- Diageo leads the spirits market in the U.K. and Greece with a 26% and 27% value share respectively. Also in Ireland, Diageo is the second leading spirits brand with a 30% market share closely following Ireland distillers. In Ireland, Smirnoff Red, and Captain Morgan, are the company's top performing brands.
- Diageo's Smirnoff vodka brand is one of the top vodka brands in Eastern Europe. Premium scotch and rum brands are also gaining huge popularity in these regions.
- In India, Diageo completed its full integration with United Spirits Limited, the largest spirits company to lead the Indian spirits market. Moreover, in Vietnam, Hanoi Liquor Joint Stock Company led the spirits market, where Diageo holds a 45% stake. In Australia also, Diageo leads the spirits market.
India's growth potential
India is considered to be a big opportunity for the company and is a key focus area for FY 2018. Diageo has made good progress in accelerating growth as it focuses on the long-term opportunity, while mitigating short-term impacts of events and legislation.
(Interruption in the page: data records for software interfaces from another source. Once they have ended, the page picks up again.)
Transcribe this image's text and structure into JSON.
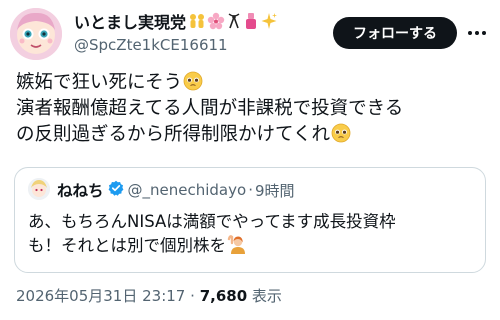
{
  "author": {
    "display_name": "いとまし実現党",
    "handle": "@SpcZte1kCE16611",
    "name_emojis": [
      "yellow-figures-icon",
      "cherry-blossom-icon",
      "ribbon-icon",
      "nail-polish-icon",
      "sparkles-icon"
    ]
  },
  "follow_button": {
    "label": "フォローする"
  },
  "tweet": {
    "lines": [
      "嫉妬で狂い死にそう",
      "演者報酬億超えてる人間が非課税で投資できる",
      "の反則過ぎるから所得制限かけてくれ"
    ]
  },
  "quoted_tweet": {
    "display_name": "ねねち",
    "handle": "@_nenechidayo",
    "separator": "·",
    "time": "9時間",
    "lines": [
      "あ、もちろんNISAは満額でやってます成長投資枠",
      "も！それとは別で個別株を"
    ]
  },
  "meta": {
    "timestamp": "2026年05月31日 23:17",
    "separator": "·",
    "views_count": "7,680",
    "views_label": "表示"
  },
  "colors": {
    "button_bg": "#0f1419",
    "secondary_text": "#536471",
    "border": "#cfd9de",
    "verified": "#1d9bf0"
  }
}
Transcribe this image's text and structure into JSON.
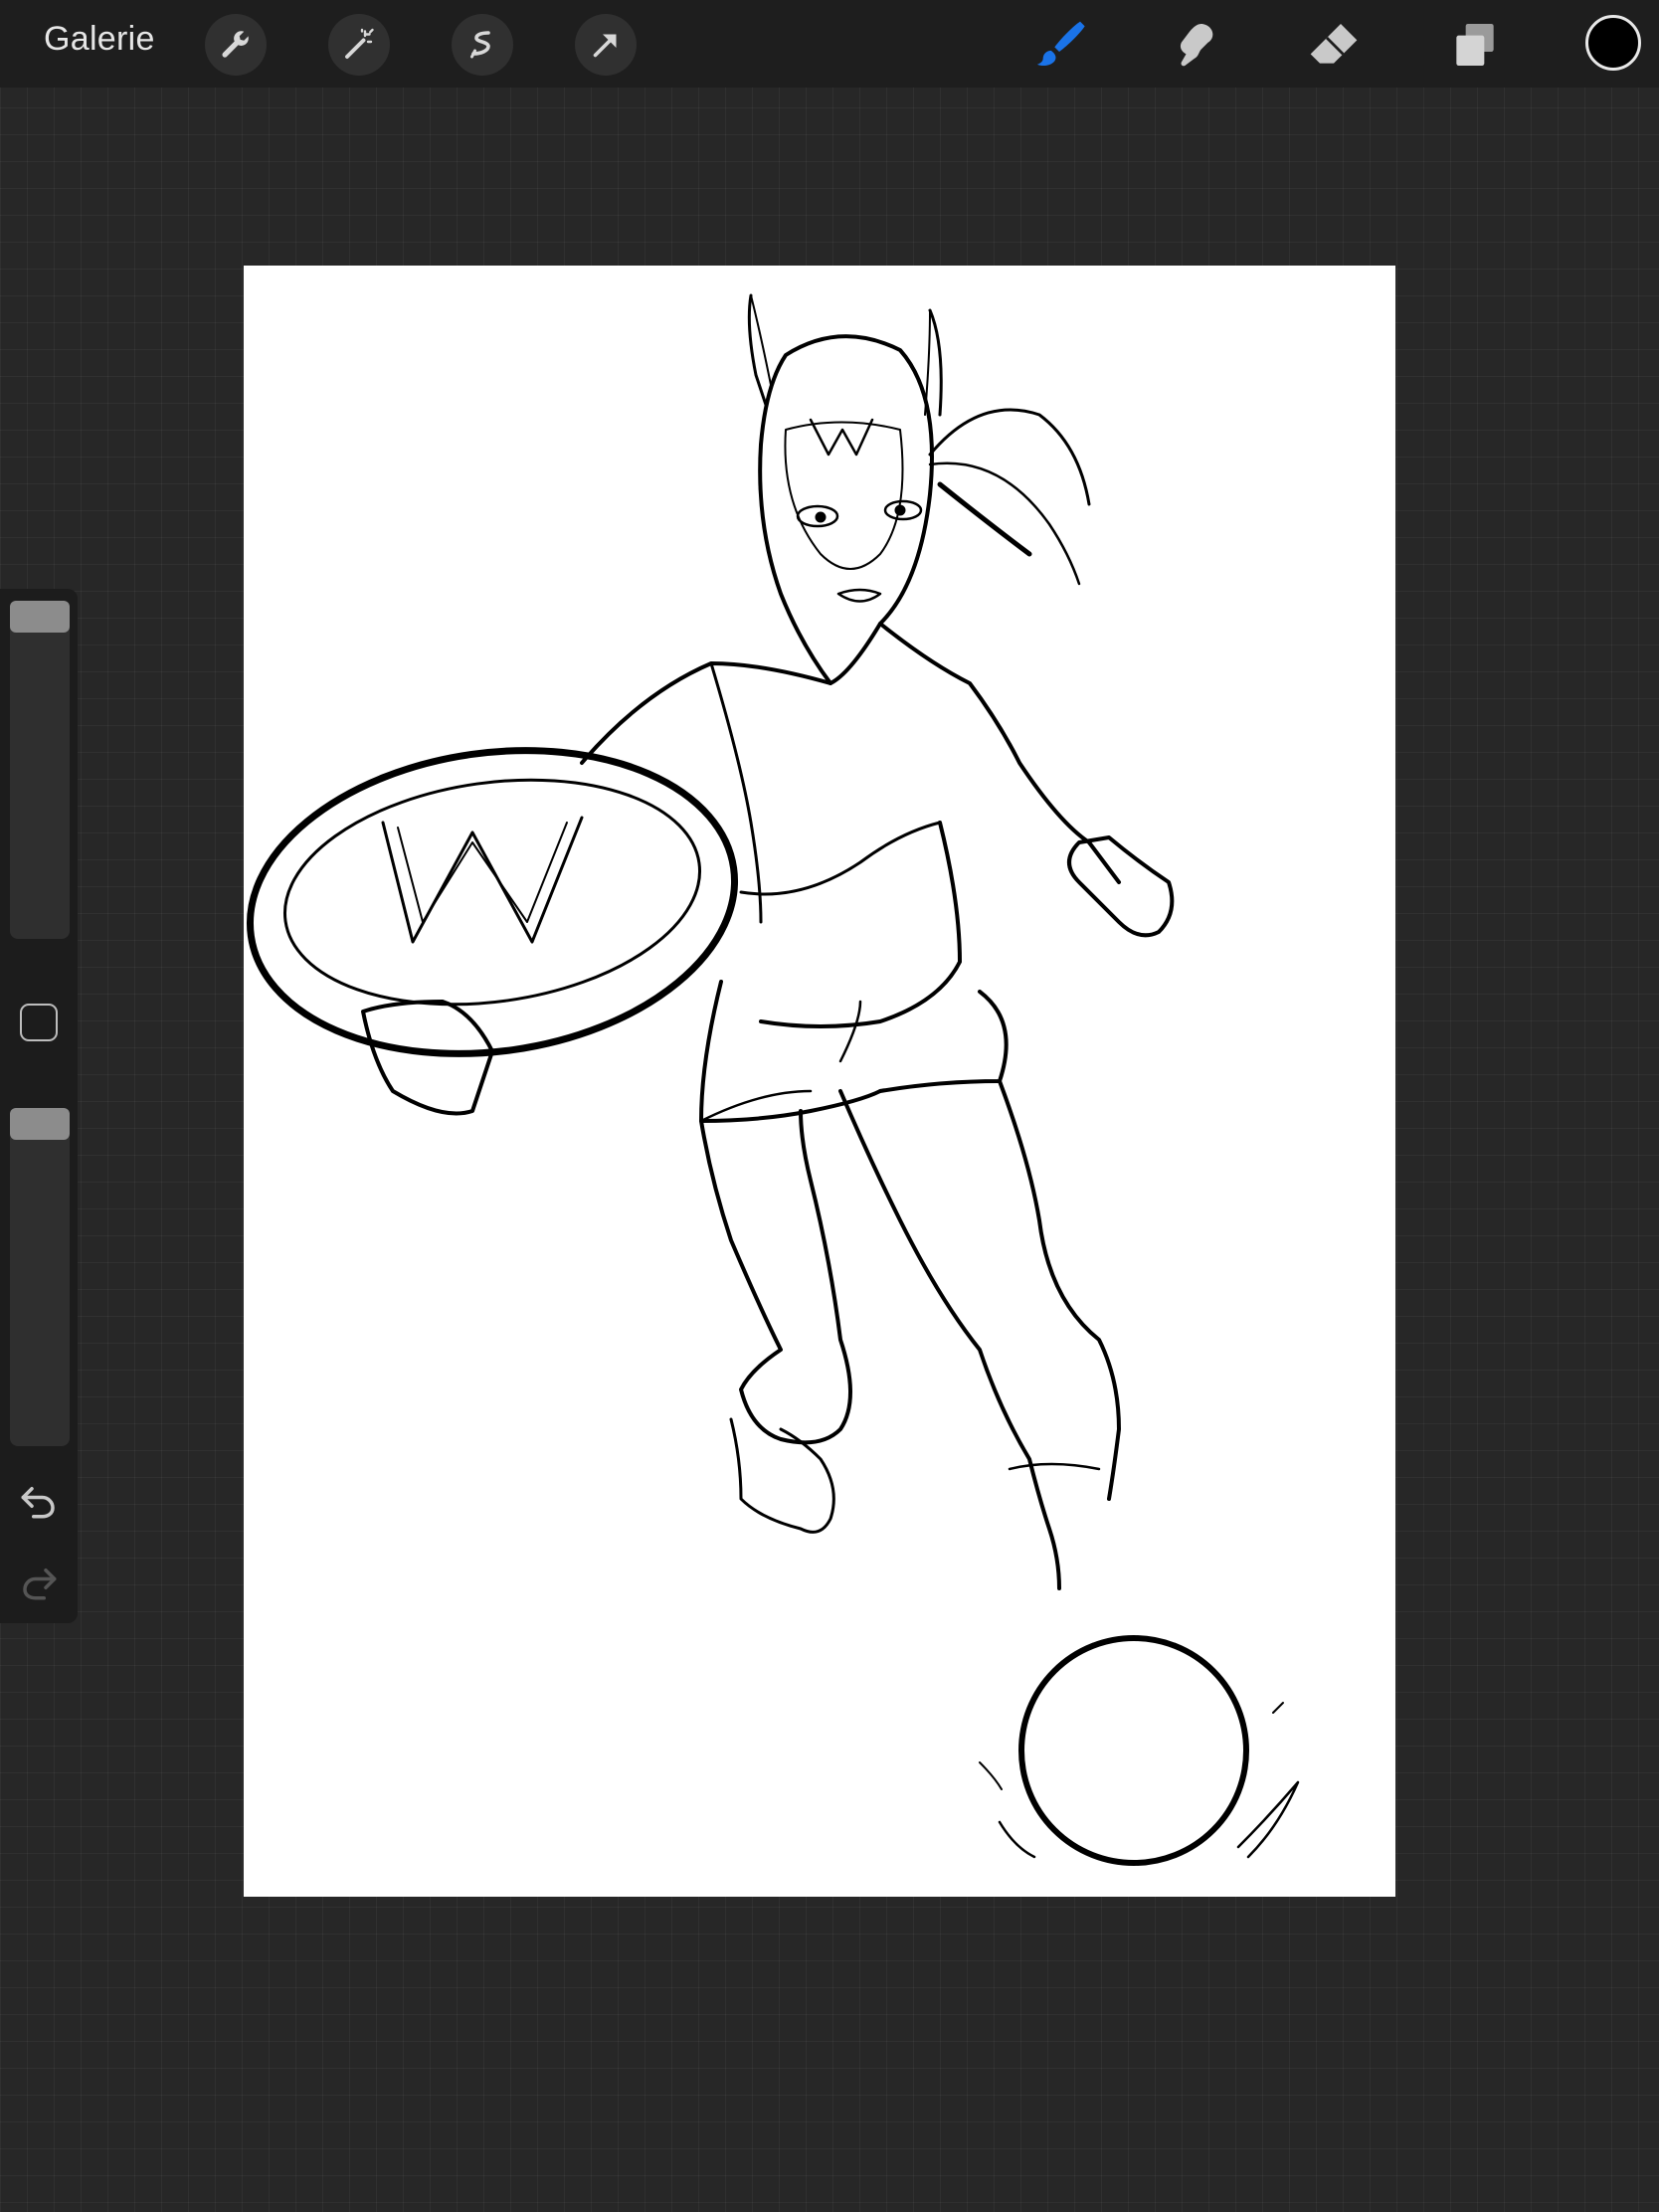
{
  "topbar": {
    "gallery_label": "Galerie",
    "left_tools": [
      "wrench-icon",
      "magic-wand-icon",
      "selection-icon",
      "transform-arrow-icon"
    ],
    "right_tools": [
      "brush-icon",
      "smudge-icon",
      "eraser-icon",
      "layers-icon"
    ],
    "active_tool": "brush-icon",
    "accent_color": "#1a73e8",
    "current_color": "#000000"
  },
  "sidebar": {
    "brush_size_level": 0.0,
    "opacity_level": 0.0,
    "icons": [
      "modify-square-icon",
      "undo-icon",
      "redo-icon"
    ]
  },
  "canvas": {
    "background": "#ffffff",
    "content": "line-art-illustration"
  }
}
Net sales improved 9% in India, reflecting an acceleration in the second half of the year. The company's strategy in the country is to grow its Prestige and above brands, which now represent two-thirds of the company's portfolio in the country, and grew 12% in the year. Sales growth and accelerated productivity also helped to improve gross margins in the country by 300 basis points, notwithstanding the impact of inflation and the recently launched goods and service tax (GST). For greater cost efficiency, the company's tram-lining, which involves breaking down the individual costs involved in a product, and comparing them to other products in the market, as well as internal benchmarks, has helped to reduce glass costs, through light-weighting and a more effective sourcing strategy. Furthermore, Zero-based budgeting has reduced indirect costs.
While the country is its second largest market in terms of value and volume, according to analysts' estimates, the region accounts for only 1.5% of its operating profit. However, Diageo CEO Ivan Menezes expects the margins in the region to improve from the 10% currently to high teens within five years.
Emerging middle class in Africa
An emerging and thirsty middle class has made Africa one of the most lucrative markets for the wine and spirits industry, as the market has been expanding at five times the global average, in 24 sub-Saharan African countries, according to IWSR, a British wine consultancy. Furthermore, saturated beer markets across North America and Europe have resulted in breweries rushing to set themselves up in the rewarding, yet risky, markets in Africa. Countries in sub-Saharan Africa are also experiencing significant rates of urbanization, with the U.N. forecasting the urbanization rate to reach 45.9% by 2030. An increasing level of disposable income will be to the advantage of liquor companies, as moving into the middle class allows consumers to go for more quality. Furthermore, while Africans drink nine liters of beer per head per year, the global average is 45. With an increase in disposable incomes, the rate of beer consumption is set to grow significantly.